_Material shown_
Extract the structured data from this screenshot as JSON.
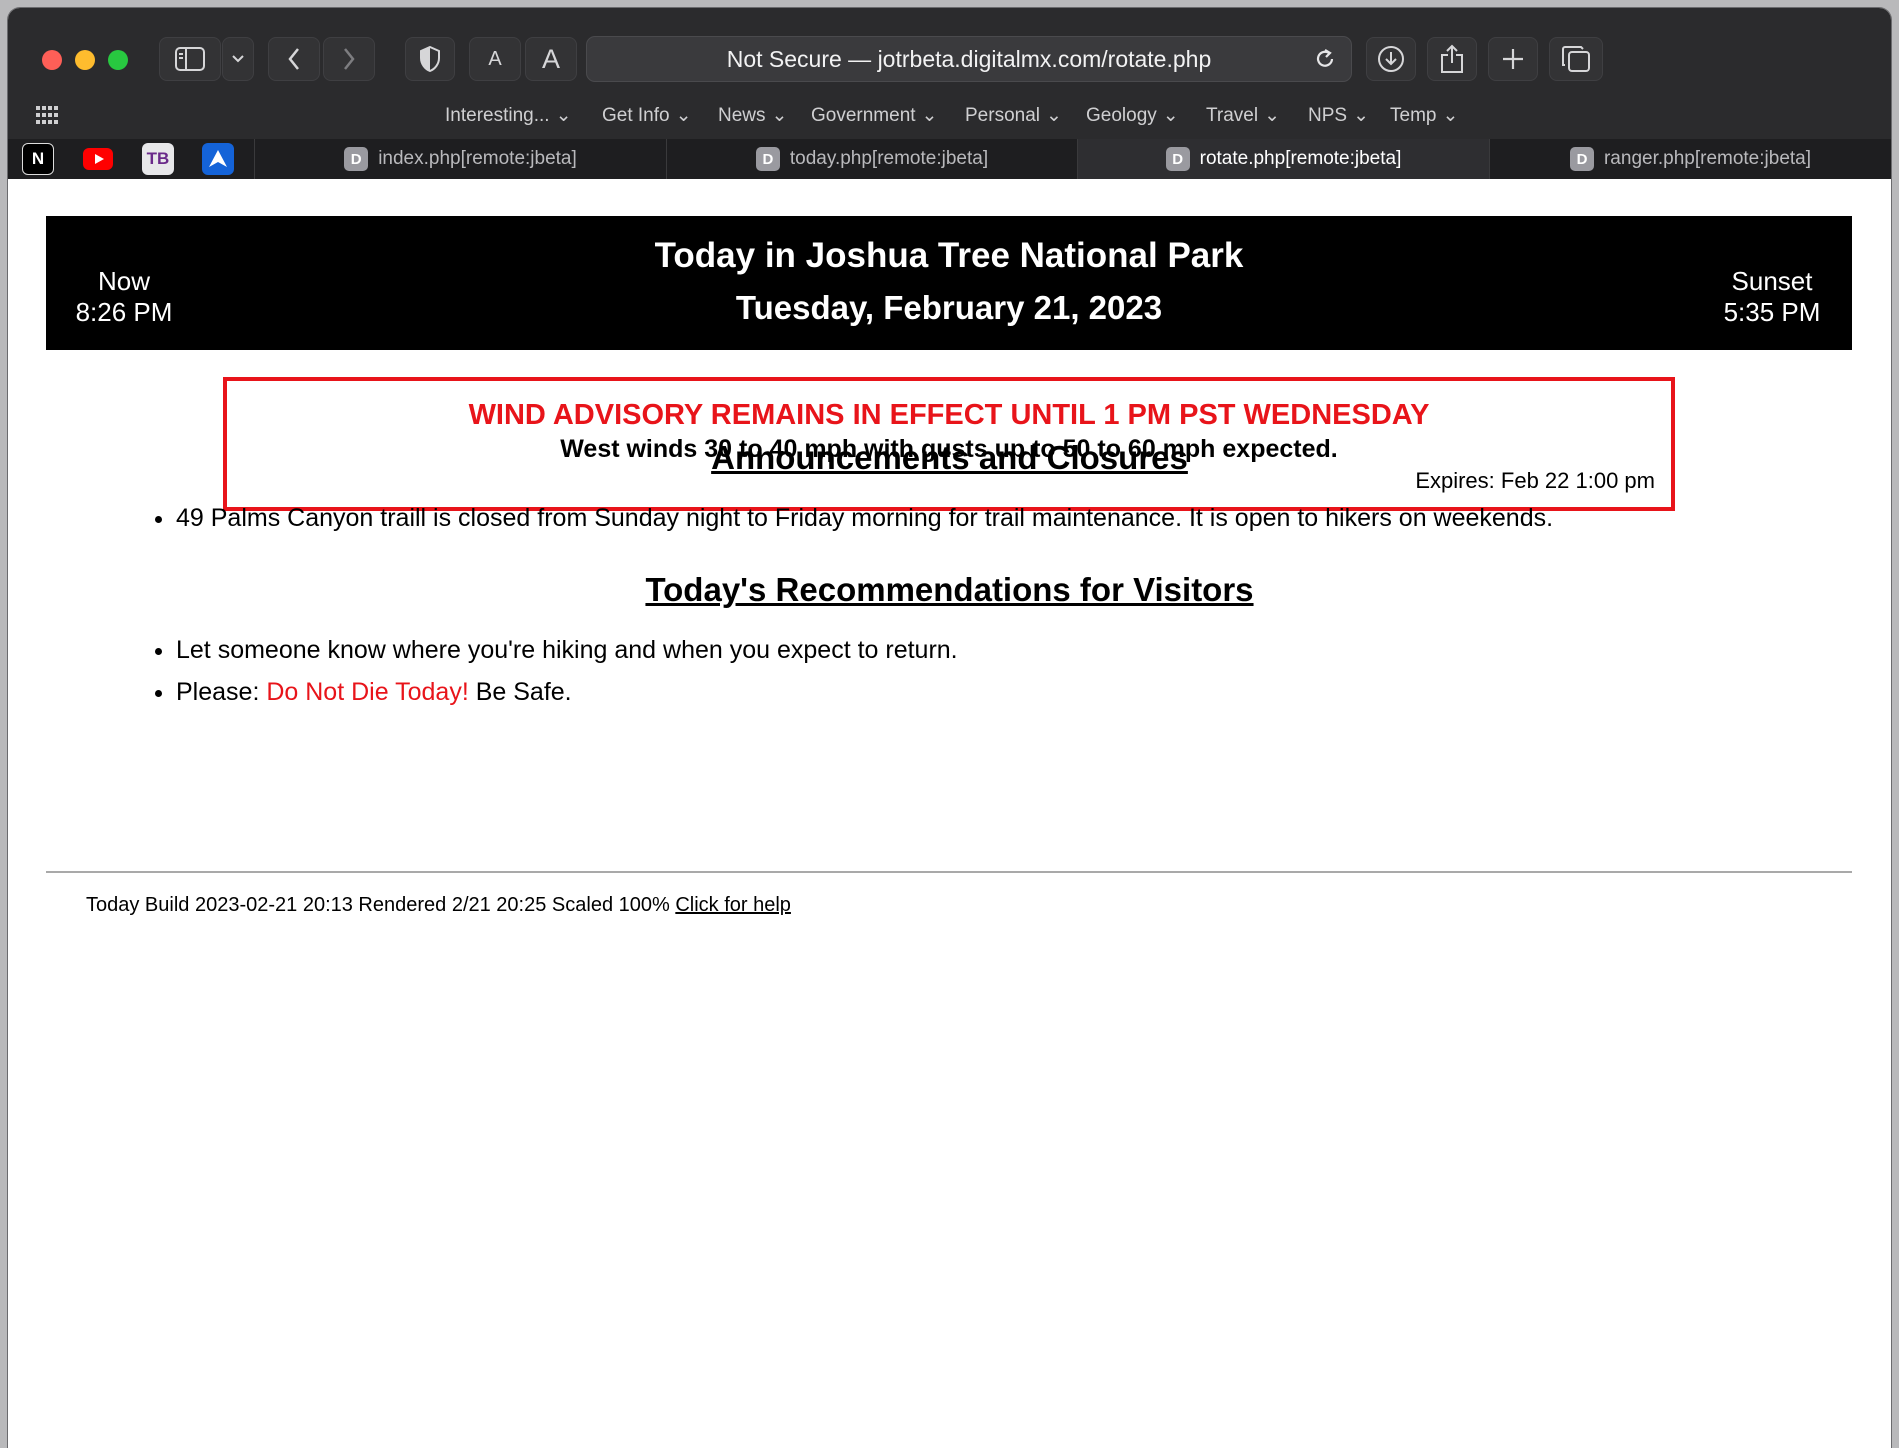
{
  "browser": {
    "address_text": "Not Secure — jotrbeta.digitalmx.com/rotate.php",
    "bookmarks": [
      "Interesting...",
      "Get Info",
      "News",
      "Government",
      "Personal",
      "Geology",
      "Travel",
      "NPS",
      "Temp"
    ],
    "pinned_tabs": [
      {
        "name": "notion",
        "icon": "N"
      },
      {
        "name": "youtube",
        "icon": "youtube-icon"
      },
      {
        "name": "tb",
        "icon": "TB"
      },
      {
        "name": "app-arrow",
        "icon": "arrow-icon"
      }
    ],
    "tabs": [
      {
        "label": "index.php[remote:jbeta]",
        "favicon": "D"
      },
      {
        "label": "today.php[remote:jbeta]",
        "favicon": "D"
      },
      {
        "label": "rotate.php[remote:jbeta]",
        "favicon": "D",
        "active": true
      },
      {
        "label": "ranger.php[remote:jbeta]",
        "favicon": "D"
      }
    ],
    "font_button_small": "A",
    "font_button_large": "A"
  },
  "page": {
    "banner": {
      "now_label": "Now",
      "now_time": "8:26 PM",
      "title": "Today in Joshua Tree National Park",
      "date": "Tuesday, February 21, 2023",
      "sunset_label": "Sunset",
      "sunset_time": "5:35 PM"
    },
    "advisory": {
      "headline": "WIND ADVISORY REMAINS IN EFFECT UNTIL 1 PM PST WEDNESDAY",
      "description": "West winds 30 to 40 mph with gusts up to 50 to 60 mph expected.",
      "expires": "Expires: Feb 22 1:00 pm",
      "color": "#e8141a"
    },
    "announcements": {
      "heading": "Announcements and Closures",
      "items": [
        "49 Palms Canyon traill is closed from Sunday night to Friday morning for trail maintenance. It is open to hikers on weekends."
      ]
    },
    "recommendations": {
      "heading": "Today's Recommendations for Visitors",
      "item1": "Let someone know where you're hiking and when you expect to return.",
      "item2_prefix": "Please: ",
      "item2_highlight": "Do Not Die Today!",
      "item2_suffix": " Be Safe."
    },
    "footer": {
      "text": "Today Build 2023-02-21 20:13 Rendered 2/21 20:25 Scaled 100% ",
      "help_link": "Click for help"
    }
  }
}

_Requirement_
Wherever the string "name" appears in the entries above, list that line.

_Exercise output_
        "name": "notion",
        "name": "youtube",
        "name": "tb",
        "name": "app-arrow",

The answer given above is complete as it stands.